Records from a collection
_ _ _

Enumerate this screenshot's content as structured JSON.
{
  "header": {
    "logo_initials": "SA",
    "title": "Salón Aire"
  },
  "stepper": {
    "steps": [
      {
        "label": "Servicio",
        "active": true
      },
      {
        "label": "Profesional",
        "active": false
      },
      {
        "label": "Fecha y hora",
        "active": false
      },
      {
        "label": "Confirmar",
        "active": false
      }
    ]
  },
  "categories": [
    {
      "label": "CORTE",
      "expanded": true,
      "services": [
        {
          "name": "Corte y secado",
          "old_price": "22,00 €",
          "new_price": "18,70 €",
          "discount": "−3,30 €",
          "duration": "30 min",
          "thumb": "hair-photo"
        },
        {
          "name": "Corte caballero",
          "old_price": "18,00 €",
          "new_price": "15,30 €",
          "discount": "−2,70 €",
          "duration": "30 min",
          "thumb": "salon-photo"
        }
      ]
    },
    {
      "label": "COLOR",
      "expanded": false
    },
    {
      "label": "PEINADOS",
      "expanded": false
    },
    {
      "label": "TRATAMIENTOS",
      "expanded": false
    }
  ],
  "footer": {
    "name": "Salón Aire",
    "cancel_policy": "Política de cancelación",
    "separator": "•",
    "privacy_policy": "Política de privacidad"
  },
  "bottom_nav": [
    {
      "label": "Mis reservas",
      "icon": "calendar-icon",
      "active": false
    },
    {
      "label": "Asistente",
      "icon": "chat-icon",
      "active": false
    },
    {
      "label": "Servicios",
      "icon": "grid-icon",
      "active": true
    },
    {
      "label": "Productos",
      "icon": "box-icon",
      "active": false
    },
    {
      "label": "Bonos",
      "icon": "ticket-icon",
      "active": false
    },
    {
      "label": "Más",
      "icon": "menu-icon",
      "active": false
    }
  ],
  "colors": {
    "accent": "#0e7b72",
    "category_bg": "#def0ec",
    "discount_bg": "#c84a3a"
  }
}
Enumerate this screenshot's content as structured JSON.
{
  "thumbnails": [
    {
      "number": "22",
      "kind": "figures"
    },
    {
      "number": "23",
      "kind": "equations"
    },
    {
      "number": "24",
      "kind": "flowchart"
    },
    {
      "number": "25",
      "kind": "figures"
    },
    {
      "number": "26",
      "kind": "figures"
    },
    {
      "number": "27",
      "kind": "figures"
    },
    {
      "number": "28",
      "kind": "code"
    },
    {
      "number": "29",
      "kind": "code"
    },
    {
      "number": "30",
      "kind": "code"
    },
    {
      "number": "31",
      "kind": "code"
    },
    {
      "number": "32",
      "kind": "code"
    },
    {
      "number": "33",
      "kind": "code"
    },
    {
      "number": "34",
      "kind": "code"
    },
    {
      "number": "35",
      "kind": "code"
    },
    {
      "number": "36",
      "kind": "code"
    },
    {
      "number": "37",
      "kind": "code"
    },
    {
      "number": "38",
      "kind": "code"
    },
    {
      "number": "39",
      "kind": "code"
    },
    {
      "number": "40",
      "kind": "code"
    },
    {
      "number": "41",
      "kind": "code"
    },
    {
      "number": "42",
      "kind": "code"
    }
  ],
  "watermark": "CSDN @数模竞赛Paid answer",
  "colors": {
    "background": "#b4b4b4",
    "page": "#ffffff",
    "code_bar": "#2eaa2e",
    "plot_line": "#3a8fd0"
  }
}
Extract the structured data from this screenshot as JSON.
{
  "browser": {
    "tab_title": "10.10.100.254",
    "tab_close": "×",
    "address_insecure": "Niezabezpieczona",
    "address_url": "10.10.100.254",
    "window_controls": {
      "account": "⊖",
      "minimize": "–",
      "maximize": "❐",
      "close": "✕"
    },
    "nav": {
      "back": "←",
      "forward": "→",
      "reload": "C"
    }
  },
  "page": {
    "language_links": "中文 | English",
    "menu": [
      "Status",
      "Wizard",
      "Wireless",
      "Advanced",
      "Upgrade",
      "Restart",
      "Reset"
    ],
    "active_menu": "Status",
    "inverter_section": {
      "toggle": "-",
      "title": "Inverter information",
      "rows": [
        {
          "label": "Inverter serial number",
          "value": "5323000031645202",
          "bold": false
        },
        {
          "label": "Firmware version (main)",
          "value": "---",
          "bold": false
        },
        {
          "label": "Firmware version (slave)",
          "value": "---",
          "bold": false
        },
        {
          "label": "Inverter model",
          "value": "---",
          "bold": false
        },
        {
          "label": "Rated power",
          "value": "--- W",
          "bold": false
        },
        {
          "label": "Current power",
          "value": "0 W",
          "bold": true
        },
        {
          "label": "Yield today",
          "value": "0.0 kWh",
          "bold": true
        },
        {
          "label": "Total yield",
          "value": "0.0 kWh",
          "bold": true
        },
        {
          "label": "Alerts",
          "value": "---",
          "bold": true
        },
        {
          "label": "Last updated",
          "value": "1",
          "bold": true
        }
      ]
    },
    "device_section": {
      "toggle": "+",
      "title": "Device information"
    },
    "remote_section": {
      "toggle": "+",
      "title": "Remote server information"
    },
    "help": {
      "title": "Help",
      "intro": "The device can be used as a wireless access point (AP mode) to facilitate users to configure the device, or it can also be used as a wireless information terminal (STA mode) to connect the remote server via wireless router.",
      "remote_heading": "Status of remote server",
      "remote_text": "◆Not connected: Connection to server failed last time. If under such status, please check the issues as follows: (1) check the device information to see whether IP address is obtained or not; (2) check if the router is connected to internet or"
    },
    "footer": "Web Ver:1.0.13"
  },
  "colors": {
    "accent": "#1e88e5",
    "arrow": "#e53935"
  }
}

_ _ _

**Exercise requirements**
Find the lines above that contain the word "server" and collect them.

**Your solution**
      "title": "Remote server information"
      "intro": "The device can be used as a wireless access point (AP mode) to facilitate users to configure the device, or it can also be used as a wireless information terminal (STA mode) to connect the remote server via wireless router.",
      "remote_heading": "Status of remote server",
      "remote_text": "◆Not connected: Connection to server failed last time. If under such status, please check the issues as follows: (1) check the device information to see whether IP address is obtained or not; (2) check if the router is connected to internet or"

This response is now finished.